» INPUT MATERIAL:

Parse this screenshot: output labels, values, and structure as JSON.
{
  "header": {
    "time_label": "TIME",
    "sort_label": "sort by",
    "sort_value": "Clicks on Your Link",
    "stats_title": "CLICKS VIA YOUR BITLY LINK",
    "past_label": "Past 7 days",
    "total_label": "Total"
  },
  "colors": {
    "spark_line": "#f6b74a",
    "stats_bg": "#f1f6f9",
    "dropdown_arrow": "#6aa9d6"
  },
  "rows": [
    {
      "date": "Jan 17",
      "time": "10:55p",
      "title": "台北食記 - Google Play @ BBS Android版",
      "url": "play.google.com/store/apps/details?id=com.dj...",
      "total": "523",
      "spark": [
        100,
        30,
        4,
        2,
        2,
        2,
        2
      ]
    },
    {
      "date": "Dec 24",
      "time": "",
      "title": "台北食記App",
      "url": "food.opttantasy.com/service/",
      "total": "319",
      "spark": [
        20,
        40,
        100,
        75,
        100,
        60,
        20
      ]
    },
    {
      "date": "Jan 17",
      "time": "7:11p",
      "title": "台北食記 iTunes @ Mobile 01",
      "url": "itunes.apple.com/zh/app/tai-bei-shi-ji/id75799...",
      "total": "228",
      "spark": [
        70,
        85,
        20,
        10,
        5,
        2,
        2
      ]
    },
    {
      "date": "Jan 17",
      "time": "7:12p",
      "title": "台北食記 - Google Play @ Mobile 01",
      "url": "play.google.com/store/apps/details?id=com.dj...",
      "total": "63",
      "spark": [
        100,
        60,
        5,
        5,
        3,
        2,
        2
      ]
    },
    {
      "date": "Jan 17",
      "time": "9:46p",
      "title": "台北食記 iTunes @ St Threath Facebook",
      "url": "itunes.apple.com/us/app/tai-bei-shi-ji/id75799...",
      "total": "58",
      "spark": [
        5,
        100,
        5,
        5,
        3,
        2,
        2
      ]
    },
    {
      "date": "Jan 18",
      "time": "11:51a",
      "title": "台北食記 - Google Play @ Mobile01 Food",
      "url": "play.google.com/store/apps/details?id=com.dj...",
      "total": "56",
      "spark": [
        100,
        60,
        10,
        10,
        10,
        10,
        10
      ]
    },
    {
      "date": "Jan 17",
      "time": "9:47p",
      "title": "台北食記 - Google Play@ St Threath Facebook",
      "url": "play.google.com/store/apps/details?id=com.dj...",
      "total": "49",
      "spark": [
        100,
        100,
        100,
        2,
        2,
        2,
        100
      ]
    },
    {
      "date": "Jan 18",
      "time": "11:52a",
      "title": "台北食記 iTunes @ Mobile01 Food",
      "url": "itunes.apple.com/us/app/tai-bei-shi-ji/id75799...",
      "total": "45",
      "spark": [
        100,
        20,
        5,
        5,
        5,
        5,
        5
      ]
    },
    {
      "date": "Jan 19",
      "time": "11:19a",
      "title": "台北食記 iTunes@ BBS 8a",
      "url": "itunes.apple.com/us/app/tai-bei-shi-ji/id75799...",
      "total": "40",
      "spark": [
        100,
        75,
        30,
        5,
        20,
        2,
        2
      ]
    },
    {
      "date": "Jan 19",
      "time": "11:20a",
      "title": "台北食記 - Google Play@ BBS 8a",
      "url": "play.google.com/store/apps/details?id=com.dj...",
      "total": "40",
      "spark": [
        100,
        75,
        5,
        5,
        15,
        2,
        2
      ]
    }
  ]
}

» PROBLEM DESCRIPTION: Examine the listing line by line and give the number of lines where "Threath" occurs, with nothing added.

» ANSWER FOR THIS EXERCISE: 2